EXTRACTED INFORMATION:
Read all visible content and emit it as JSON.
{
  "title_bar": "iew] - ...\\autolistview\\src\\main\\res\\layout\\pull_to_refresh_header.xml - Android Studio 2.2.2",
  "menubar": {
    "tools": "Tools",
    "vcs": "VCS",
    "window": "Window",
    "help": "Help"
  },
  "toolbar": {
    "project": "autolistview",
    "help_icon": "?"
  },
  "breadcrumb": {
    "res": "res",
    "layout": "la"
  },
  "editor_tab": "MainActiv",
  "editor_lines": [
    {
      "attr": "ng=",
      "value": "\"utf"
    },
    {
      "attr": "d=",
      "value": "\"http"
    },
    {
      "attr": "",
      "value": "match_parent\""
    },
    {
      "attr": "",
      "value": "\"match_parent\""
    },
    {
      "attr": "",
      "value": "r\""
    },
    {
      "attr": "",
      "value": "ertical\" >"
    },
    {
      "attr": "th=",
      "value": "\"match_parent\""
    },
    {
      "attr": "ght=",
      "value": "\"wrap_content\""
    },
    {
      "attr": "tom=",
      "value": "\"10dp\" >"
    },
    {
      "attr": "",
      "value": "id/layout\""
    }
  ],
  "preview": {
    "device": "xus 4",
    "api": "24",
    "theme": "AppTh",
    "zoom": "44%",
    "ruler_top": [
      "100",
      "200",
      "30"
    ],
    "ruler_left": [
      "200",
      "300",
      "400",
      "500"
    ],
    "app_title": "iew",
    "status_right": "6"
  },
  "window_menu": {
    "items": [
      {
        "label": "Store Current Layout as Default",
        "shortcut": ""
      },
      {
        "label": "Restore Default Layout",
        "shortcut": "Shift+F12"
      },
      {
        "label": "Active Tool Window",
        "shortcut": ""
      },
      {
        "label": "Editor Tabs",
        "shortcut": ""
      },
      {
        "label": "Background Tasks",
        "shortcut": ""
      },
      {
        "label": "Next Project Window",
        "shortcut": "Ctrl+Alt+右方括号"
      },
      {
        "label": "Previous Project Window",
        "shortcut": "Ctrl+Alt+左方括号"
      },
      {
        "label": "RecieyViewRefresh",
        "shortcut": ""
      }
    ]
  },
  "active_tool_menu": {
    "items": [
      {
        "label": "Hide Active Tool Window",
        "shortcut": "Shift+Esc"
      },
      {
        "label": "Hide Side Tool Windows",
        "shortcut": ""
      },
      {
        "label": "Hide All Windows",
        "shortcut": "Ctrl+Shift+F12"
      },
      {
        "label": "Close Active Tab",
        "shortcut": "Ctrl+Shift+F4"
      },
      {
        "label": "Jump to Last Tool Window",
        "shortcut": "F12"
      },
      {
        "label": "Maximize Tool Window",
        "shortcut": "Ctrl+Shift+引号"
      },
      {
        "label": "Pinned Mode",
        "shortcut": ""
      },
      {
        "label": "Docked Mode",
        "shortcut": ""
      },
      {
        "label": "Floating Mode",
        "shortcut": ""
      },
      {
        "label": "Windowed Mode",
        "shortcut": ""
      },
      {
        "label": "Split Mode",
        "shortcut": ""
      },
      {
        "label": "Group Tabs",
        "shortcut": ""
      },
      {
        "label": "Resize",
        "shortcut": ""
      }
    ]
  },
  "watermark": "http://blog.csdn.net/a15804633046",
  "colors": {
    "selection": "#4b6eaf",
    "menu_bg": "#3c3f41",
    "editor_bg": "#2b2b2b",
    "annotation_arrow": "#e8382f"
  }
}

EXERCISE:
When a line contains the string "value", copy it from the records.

ANSWER FOR THIS EXERCISE:
      "value": "\"utf"
      "value": "\"http"
      "value": "match_parent\""
      "value": "\"match_parent\""
      "value": "r\""
      "value": "ertical\" >"
      "value": "\"match_parent\""
      "value": "\"wrap_content\""
      "value": "\"10dp\" >"
      "value": "id/layout\""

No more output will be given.